  • Ask your doctor if it’s safe to take over-the-counter pain relievers. Taking acetaminophen or ibuprofen can take the edge off the pain as you wait for the antibiotics to start working.

Heating pads

Why it helps: Putting low heat across your abdominal region or back may soothe the dull ache that sometimes occurs during bladder infections. This can be especially helpful if medications aren’t enough to ease your discomfort.

thumbs up Do this:
  • You can buy a heating pad at a local drugstore. Make sure to follow the directions on the package carefully to avoid burning yourself. You may also make a warm, moist compress at home. Simply soak a small towel in warm water, and then place it over your bladder or abdomen.

Appropriate dress

Why it helps: Bacteria thrive in warm and moist environments. Tight jeans and other snugly fitting clothes can trap moisture in your most delicate areas, making them a breeding ground for bacteria. Wearing loose, casual clothing that allows your skin to breathe can keep the bacteria in your urinary tract at bay.

thumbs up Do this:
  • Wear cotton underwear, loose pants, or skirts to promote air circulation and reduce bacteria growth.

Cranberry juice

Why it helps: Cranberry has been a natural treatment for bladder infections for generations. According to recent research, cranberry juice and cranberry tablets have shown some promise as a remedy for women who frequently experience bladder infections. However, it’s not entirely clear whether cranberry juice really works for treating bladder infections in the larger population.

thumbs up Do this:
  • Talk to your doctor about using cranberry juice as an alternative treatment for your bladder infection. Drinking it probably won’t hurt, but it might not help as much as you would like.

Finding a Doctor for Bladder Infection

If you can't treat your bladder infection at home, seeing a primary care doctor is your best bet. Use the doctor search tool below, powered by our partner Amino, to find the right doctor for you based on factors like their experience and your insurance. Amino can also help book your appointment for free.

Preventing future bladder infections

The following lifestyle changes may help reduce or eliminate the occurrence of bladder infections:
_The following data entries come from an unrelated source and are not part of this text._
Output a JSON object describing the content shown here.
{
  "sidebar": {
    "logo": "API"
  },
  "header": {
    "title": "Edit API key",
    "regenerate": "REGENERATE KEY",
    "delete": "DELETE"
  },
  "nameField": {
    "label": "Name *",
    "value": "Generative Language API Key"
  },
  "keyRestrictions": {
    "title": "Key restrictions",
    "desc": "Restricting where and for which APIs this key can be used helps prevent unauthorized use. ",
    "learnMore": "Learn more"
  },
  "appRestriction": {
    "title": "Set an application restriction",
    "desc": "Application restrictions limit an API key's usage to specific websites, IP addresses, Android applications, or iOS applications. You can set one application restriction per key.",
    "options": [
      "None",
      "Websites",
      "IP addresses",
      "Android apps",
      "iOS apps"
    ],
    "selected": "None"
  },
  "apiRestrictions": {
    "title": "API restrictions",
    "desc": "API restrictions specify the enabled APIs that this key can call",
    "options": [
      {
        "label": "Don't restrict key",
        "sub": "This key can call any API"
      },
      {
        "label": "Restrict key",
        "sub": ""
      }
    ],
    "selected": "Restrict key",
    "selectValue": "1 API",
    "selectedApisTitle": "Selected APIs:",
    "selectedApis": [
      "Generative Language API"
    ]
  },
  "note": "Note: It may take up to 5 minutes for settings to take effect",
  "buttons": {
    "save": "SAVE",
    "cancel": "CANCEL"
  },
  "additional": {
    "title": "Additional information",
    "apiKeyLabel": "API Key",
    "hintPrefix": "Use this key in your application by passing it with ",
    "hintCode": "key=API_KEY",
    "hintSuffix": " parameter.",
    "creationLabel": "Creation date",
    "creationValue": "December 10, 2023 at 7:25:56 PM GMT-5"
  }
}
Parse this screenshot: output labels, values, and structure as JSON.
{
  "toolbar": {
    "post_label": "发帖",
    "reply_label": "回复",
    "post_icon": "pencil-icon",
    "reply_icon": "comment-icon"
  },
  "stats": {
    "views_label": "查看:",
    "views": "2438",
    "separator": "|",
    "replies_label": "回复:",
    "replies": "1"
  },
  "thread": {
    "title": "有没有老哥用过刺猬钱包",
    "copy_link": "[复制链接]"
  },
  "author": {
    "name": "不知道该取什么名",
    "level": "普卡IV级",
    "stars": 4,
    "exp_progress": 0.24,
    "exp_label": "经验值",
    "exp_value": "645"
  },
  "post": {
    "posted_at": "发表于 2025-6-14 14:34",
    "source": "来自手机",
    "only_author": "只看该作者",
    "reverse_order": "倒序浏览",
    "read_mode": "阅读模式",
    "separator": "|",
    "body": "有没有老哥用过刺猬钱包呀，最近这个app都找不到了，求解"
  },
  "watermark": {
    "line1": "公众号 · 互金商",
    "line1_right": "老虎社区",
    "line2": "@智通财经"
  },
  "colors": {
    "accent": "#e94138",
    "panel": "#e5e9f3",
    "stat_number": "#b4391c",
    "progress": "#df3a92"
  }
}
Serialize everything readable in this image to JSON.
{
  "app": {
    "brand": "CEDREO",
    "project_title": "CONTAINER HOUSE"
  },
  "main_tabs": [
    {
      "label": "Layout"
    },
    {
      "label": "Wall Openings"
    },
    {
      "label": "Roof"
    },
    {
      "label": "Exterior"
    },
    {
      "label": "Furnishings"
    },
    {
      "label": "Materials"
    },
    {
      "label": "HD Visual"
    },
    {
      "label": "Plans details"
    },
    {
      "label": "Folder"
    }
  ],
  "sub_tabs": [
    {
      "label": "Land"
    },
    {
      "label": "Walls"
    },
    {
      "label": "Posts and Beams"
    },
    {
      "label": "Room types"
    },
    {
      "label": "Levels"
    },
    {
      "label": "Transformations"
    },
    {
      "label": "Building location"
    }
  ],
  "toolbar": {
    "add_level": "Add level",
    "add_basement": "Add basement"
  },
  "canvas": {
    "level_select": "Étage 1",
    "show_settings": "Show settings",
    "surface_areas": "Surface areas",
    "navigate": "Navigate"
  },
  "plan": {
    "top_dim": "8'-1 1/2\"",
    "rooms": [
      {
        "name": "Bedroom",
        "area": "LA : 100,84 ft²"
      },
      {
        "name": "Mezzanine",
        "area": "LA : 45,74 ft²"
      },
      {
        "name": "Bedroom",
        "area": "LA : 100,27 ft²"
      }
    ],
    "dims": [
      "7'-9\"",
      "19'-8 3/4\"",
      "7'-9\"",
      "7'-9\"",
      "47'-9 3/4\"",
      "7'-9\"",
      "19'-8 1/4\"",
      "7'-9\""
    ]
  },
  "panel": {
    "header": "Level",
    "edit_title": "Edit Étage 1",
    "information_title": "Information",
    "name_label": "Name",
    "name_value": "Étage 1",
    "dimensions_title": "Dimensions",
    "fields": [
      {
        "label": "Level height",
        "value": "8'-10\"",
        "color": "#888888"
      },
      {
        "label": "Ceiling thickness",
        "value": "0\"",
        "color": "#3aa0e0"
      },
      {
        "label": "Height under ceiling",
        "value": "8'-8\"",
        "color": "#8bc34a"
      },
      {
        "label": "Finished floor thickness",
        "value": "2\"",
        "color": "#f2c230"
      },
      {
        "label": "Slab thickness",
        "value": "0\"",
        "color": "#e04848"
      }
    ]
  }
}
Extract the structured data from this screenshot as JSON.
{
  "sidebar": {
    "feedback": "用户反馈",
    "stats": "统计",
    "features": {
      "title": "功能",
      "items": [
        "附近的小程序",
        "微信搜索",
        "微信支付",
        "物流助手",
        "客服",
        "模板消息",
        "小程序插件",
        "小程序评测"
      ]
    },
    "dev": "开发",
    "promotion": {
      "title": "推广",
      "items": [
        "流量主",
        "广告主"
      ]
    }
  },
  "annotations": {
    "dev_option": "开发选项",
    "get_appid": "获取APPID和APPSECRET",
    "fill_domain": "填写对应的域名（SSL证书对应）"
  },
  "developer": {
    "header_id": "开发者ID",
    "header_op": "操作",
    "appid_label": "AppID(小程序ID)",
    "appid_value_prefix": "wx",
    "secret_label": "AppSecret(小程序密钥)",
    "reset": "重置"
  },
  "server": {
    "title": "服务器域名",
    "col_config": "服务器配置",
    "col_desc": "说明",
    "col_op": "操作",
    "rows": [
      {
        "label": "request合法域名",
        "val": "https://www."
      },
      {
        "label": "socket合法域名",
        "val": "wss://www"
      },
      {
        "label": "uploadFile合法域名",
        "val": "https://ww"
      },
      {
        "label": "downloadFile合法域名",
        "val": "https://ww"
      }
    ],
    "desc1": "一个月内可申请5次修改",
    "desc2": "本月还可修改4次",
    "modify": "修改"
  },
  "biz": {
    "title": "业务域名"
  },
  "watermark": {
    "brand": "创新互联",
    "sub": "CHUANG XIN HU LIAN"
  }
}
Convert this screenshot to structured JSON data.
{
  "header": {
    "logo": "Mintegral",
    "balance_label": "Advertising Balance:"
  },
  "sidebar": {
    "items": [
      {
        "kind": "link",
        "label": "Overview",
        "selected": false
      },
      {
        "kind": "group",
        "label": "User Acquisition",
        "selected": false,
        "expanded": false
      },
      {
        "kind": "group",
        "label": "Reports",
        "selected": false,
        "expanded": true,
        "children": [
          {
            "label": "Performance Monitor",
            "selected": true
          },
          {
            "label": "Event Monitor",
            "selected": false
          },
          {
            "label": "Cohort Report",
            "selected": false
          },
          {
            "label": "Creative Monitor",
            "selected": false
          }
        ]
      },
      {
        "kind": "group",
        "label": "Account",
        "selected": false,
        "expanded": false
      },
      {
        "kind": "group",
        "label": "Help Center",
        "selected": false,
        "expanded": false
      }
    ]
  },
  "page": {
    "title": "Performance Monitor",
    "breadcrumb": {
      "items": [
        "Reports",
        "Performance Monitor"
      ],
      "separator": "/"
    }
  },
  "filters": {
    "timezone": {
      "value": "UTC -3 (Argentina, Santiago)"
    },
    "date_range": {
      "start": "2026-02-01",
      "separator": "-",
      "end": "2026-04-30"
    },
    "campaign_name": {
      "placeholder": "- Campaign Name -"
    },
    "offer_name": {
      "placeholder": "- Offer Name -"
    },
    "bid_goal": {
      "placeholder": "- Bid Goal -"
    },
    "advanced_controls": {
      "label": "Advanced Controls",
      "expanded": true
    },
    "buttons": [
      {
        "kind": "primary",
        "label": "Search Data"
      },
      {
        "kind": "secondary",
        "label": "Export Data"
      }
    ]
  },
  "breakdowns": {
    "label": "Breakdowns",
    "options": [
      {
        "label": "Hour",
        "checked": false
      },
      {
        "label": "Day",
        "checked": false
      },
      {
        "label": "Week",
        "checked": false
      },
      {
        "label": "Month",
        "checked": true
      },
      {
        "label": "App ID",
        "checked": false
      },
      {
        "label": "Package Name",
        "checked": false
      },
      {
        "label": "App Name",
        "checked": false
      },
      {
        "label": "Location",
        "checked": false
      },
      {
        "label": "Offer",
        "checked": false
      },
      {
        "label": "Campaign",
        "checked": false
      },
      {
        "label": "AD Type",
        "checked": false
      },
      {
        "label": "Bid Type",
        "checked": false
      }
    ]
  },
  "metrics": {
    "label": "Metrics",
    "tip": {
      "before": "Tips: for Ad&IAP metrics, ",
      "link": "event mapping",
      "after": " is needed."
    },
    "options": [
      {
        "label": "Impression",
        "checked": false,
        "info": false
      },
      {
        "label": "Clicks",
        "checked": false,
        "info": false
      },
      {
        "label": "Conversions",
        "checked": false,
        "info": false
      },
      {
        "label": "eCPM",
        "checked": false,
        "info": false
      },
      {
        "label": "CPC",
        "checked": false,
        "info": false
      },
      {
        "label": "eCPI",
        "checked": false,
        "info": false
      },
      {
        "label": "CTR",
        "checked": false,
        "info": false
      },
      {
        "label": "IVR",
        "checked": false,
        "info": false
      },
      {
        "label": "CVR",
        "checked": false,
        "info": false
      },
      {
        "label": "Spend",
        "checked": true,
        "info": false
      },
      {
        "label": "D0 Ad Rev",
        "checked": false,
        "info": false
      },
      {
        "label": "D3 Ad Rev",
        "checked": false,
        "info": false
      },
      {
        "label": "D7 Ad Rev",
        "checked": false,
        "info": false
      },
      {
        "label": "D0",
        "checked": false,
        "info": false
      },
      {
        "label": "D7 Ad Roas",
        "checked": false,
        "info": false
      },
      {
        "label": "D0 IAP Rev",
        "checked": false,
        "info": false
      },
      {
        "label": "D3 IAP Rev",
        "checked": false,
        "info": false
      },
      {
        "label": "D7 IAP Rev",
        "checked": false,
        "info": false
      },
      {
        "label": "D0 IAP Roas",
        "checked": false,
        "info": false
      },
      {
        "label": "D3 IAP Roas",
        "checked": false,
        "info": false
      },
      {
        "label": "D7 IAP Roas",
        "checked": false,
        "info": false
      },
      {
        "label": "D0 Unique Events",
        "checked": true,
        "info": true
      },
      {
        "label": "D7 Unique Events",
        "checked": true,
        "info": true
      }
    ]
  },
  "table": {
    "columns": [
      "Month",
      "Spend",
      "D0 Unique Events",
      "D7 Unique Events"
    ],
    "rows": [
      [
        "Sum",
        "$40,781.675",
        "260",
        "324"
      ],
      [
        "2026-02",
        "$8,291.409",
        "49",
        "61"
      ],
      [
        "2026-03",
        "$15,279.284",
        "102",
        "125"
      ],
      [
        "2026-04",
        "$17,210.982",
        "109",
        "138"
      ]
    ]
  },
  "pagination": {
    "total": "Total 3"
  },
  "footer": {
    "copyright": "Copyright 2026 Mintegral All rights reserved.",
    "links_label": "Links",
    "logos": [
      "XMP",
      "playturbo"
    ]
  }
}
  • drink six to eight glasses of water a day
  • urinate as soon as you feel the need
  • take showers instead of baths
  • wear cotton underwear
  • change your underwear daily
  • wipe from front to back after urinating, if you’re a female
  • don’t use douches or feminine hygiene sprays, if you’re a female
  • use sanitary pads instead of tampons, if you’re a female who menstruates
  • avoid using a diaphragm or spermicide and change to an alternate form of birth control
  • use nonspermicidal lubricated condoms, if you’re a male
  • urinate before and after sexual activity

Your doctor may recommend prophylactic treatment if you’ve been experiencing recurrent bladder infections. This consists of taking antibiotics in small daily doses to prevent or control future bladder infections.

Outlook for bladder infections

Most bladder infections, including recurring infections, aren’t serious enough to impact your overall health. Numerous researchers are also working on a vaccine that will protect against bladder infections. Until then, home remedies and medication can help you feel better.